Pick every line with "icon" from the material below.

→ **Data for this task**:

● ● ● ● ●

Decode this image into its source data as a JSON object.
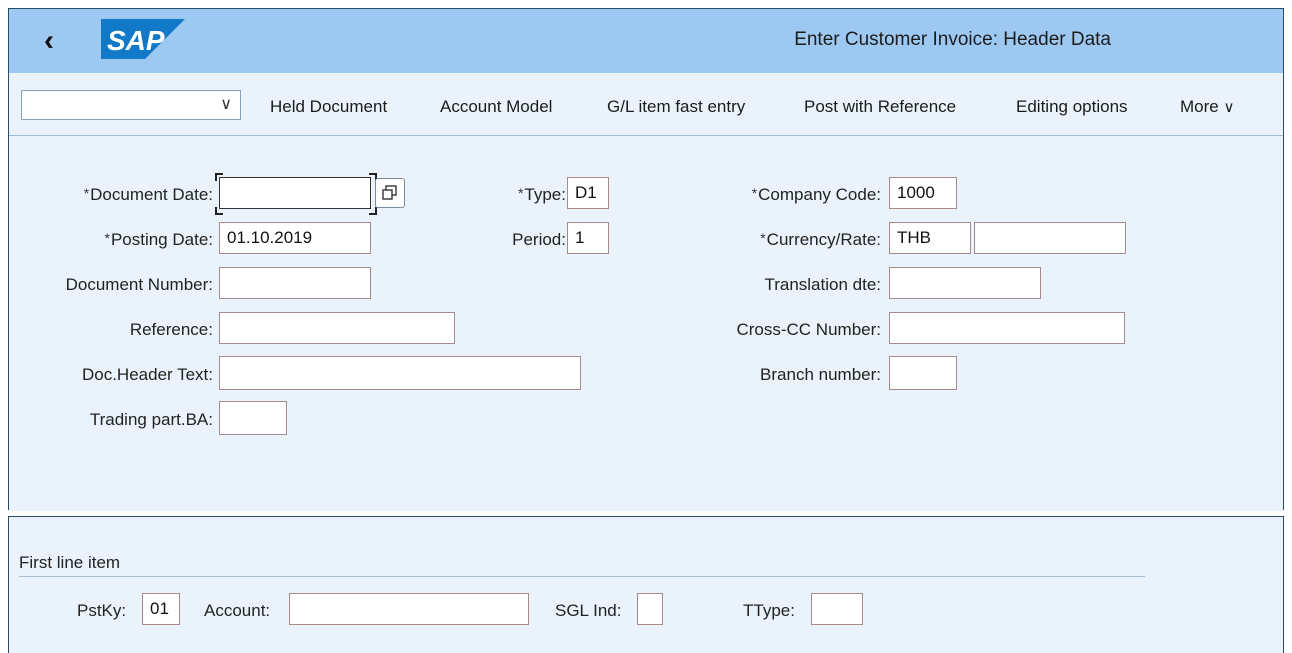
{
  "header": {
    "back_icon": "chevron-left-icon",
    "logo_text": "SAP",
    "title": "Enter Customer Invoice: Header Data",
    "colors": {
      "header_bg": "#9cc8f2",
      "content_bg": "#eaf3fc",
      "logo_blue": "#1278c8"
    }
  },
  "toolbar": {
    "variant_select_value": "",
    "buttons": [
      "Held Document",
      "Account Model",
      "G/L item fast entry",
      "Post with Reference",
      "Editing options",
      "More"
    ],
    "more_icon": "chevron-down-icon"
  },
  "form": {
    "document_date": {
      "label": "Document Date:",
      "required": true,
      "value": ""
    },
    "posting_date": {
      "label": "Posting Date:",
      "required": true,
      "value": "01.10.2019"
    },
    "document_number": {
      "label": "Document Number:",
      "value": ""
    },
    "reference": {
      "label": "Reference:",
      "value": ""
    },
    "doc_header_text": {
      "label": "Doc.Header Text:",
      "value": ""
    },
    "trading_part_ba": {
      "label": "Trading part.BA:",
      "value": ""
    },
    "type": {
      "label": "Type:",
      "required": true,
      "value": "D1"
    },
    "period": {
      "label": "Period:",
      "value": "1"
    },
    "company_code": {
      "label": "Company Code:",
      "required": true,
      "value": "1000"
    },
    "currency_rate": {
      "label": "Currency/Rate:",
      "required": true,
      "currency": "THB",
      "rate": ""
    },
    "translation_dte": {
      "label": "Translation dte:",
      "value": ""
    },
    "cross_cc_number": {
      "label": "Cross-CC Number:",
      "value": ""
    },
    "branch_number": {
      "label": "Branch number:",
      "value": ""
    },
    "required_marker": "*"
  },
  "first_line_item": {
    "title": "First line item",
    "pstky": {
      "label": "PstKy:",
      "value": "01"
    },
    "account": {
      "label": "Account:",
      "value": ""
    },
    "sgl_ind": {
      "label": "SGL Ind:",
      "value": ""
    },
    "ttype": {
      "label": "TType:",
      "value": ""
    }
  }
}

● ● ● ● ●

→ **Answer area**:
    "back_icon": "chevron-left-icon",
    "more_icon": "chevron-down-icon"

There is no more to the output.